500 signatures reached
To: Community Leaders, Government Representatives, and Safe Community Stakeholders
#HandsOff! Say no to Violence
Add your name to the pledge to:
- Not participate in, or condone or be silent about any form of violence; and
- To report any incidents of such violence to the relevant establishment and authorities
A safer community and a stand against violence is everyone's concern. That's why we are asking you to take the #HandsOff Promise and take an active stand against violence in our community.
Why is this important?
FORMER Brisbane Broncos rugby league international Steve Renouf could easily have been a coward punch statistic.
But that's not why the player, known to fans as Pearl, displayed the same lightning speed to be the face of APN's #Hands Off campaign, as he did when scoring breathtaking tries for Brisbane, Queensland and Australia.

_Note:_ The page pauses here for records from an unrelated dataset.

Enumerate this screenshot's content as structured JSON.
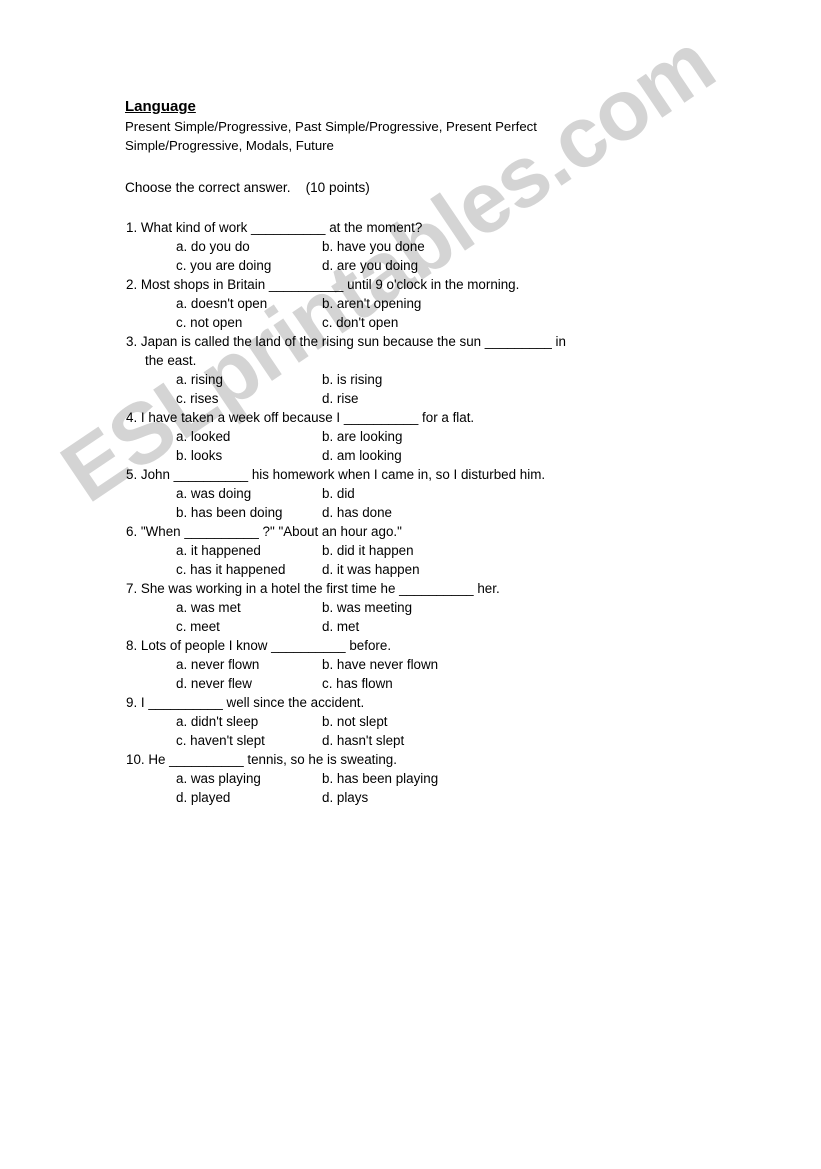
{
  "document": {
    "title": "Language",
    "subtitle": "Present Simple/Progressive, Past Simple/Progressive, Present Perfect Simple/Progressive, Modals, Future",
    "instruction": "Choose the correct answer.    (10 points)",
    "watermark": "ESLprintables.com",
    "watermark_color": "#d4d4d4",
    "page_background": "#ffffff",
    "text_color": "#000000"
  },
  "questions": [
    {
      "number": "1.",
      "stem": "1. What kind of work __________ at the moment?",
      "stem_line2": "",
      "options": [
        {
          "left": "a. do you do",
          "right": "b. have you done"
        },
        {
          "left": "c. you are doing",
          "right": "d. are you doing"
        }
      ]
    },
    {
      "number": "2.",
      "stem": "2. Most shops in Britain __________ until 9 o'clock in the morning.",
      "stem_line2": "",
      "options": [
        {
          "left": "a. doesn't open",
          "right": "b. aren't opening"
        },
        {
          "left": "c. not open",
          "right": "c. don't open"
        }
      ]
    },
    {
      "number": "3.",
      "stem": "3. Japan is called the land of the rising sun because the sun _________ in",
      "stem_line2": "the east.",
      "options": [
        {
          "left": "a. rising",
          "right": "b. is rising"
        },
        {
          "left": "c. rises",
          "right": "d. rise"
        }
      ]
    },
    {
      "number": "4.",
      "stem": "4. I have taken a week off because I __________ for a flat.",
      "stem_line2": "",
      "options": [
        {
          "left": "a. looked",
          "right": "b. are looking"
        },
        {
          "left": "b. looks",
          "right": "d. am looking"
        }
      ]
    },
    {
      "number": "5.",
      "stem": "5. John __________ his homework when I came in, so I disturbed him.",
      "stem_line2": "",
      "options": [
        {
          "left": "a. was doing",
          "right": "b. did"
        },
        {
          "left": "b. has been doing",
          "right": "d. has done"
        }
      ]
    },
    {
      "number": "6.",
      "stem": "6. \"When __________ ?\" \"About an hour ago.\"",
      "stem_line2": "",
      "options": [
        {
          "left": "a. it happened",
          "right": "b. did it happen"
        },
        {
          "left": "c. has it happened",
          "right": "d. it was happen"
        }
      ]
    },
    {
      "number": "7.",
      "stem": "7. She was working in a hotel the first time he __________ her.",
      "stem_line2": "",
      "options": [
        {
          "left": "a. was met",
          "right": "b. was meeting"
        },
        {
          "left": "c. meet",
          "right": "d. met"
        }
      ]
    },
    {
      "number": "8.",
      "stem": "8. Lots of people I know __________ before.",
      "stem_line2": "",
      "options": [
        {
          "left": "a. never flown",
          "right": "b. have never flown"
        },
        {
          "left": "d. never flew",
          "right": "c. has flown"
        }
      ]
    },
    {
      "number": "9.",
      "stem": "9. I __________ well since the accident.",
      "stem_line2": "",
      "options": [
        {
          "left": "a. didn't sleep",
          "right": "b. not slept"
        },
        {
          "left": "c. haven't slept",
          "right": "d. hasn't slept"
        }
      ]
    },
    {
      "number": "10.",
      "stem": "10. He __________ tennis, so he is sweating.",
      "stem_line2": "",
      "options": [
        {
          "left": "a. was playing",
          "right": "b. has been playing"
        },
        {
          "left": "d. played",
          "right": "d. plays"
        }
      ]
    }
  ]
}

It's because he wants his five children to be able to enjoy a night out with friends without constantly worrying about them becoming victims of an alarming increase in late-night violence. The statistics have also prompted the Qld Government to kick-off a $44 million, four-year Safe Night Out initiative to combat the disturbing trend.

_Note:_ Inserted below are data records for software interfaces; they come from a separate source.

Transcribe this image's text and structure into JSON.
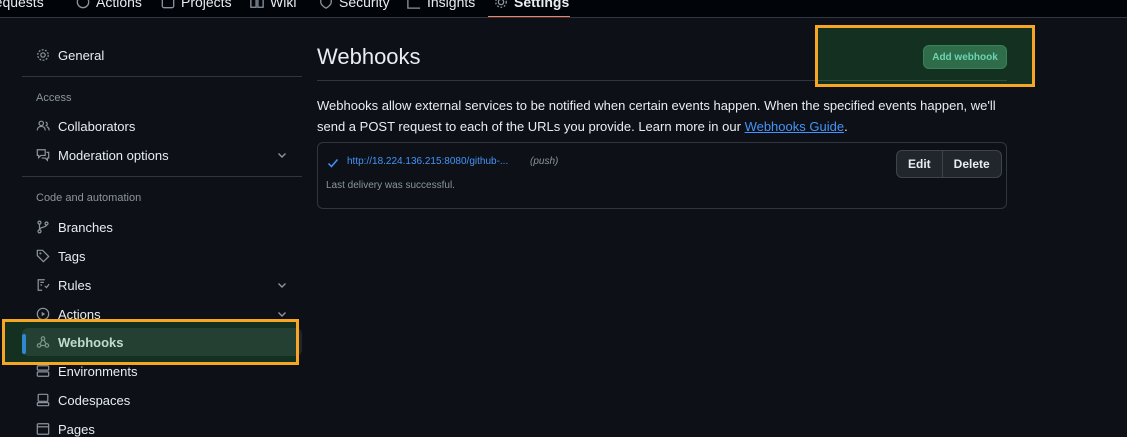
{
  "topnav": {
    "tabs": [
      {
        "label": "requests",
        "icon": ""
      },
      {
        "label": "Actions",
        "icon": "play-icon"
      },
      {
        "label": "Projects",
        "icon": "table-icon"
      },
      {
        "label": "Wiki",
        "icon": "book-icon"
      },
      {
        "label": "Security",
        "icon": "shield-icon"
      },
      {
        "label": "Insights",
        "icon": "graph-icon"
      },
      {
        "label": "Settings",
        "icon": "gear-icon",
        "active": true
      }
    ]
  },
  "sidebar": {
    "general": "General",
    "access_heading": "Access",
    "collaborators": "Collaborators",
    "moderation": "Moderation options",
    "code_heading": "Code and automation",
    "branches": "Branches",
    "tags": "Tags",
    "rules": "Rules",
    "actions": "Actions",
    "webhooks": "Webhooks",
    "environments": "Environments",
    "codespaces": "Codespaces",
    "pages": "Pages"
  },
  "main": {
    "title": "Webhooks",
    "add_button": "Add webhook",
    "description": "Webhooks allow external services to be notified when certain events happen. When the specified events happen, we'll send a POST request to each of the URLs you provide. Learn more in our ",
    "guide_link": "Webhooks Guide",
    "description_end": ".",
    "webhook": {
      "url": "http://18.224.136.215:8080/github-...",
      "events": "(push)",
      "status": "Last delivery was successful.",
      "edit_label": "Edit",
      "delete_label": "Delete"
    }
  },
  "colors": {
    "accent_blue": "#4493f8",
    "highlight_orange": "#f5a623",
    "add_button_bg": "#2f5e4c",
    "selected_bar": "#2f81f7"
  }
}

Renouf had his jaw shattered by a king hit punch while visiting his mother in Murgon in 1993.
The ugly incident is a constant reminder to him of how lucky he was not to have suffered a far more serious injury.
"When you look at a king hit or whatever you want to call it, there's never a good ending," Renouf told APN, before fronting its #Hands Off campaign.
"I was one of the lucky ones. I ended up with a double fracture of the jaw but we all know they can end up a lot different."
Renouf said his sons and his 18-year-old daughter liked to go out with friends and as a parent he always worried about their safety.
"You never, ever want that phone call," he said.
"The normal comeback from a young kids is, 'dad, we don't go looking for trouble'.
"But it's not them I am worried about. It's other people around them who are fuelled by alcohol.
"Things happen, that's the society we live in these days, so you have to be careful and vigilant."
Renouf said everyone had either seen or heard tragic stories of the damage one punch caused and the pain it inflicted on families.
"That's real," he said.
He admitted, as a player, he went out drinking at night with team-mates many times and had witnessed a lot of incidents, including efforts by members of the public to make a name for themselves by hassling footballers and other high profile sports people.
"There's nothing wrong with walking away, there really isn't," he said.
"To king hit someone when they are not looking or not expecting it, that's the lowest act possible.
"So the message is very clear: 'hands off' males, females, everyone... there's no need to be attacking anyone."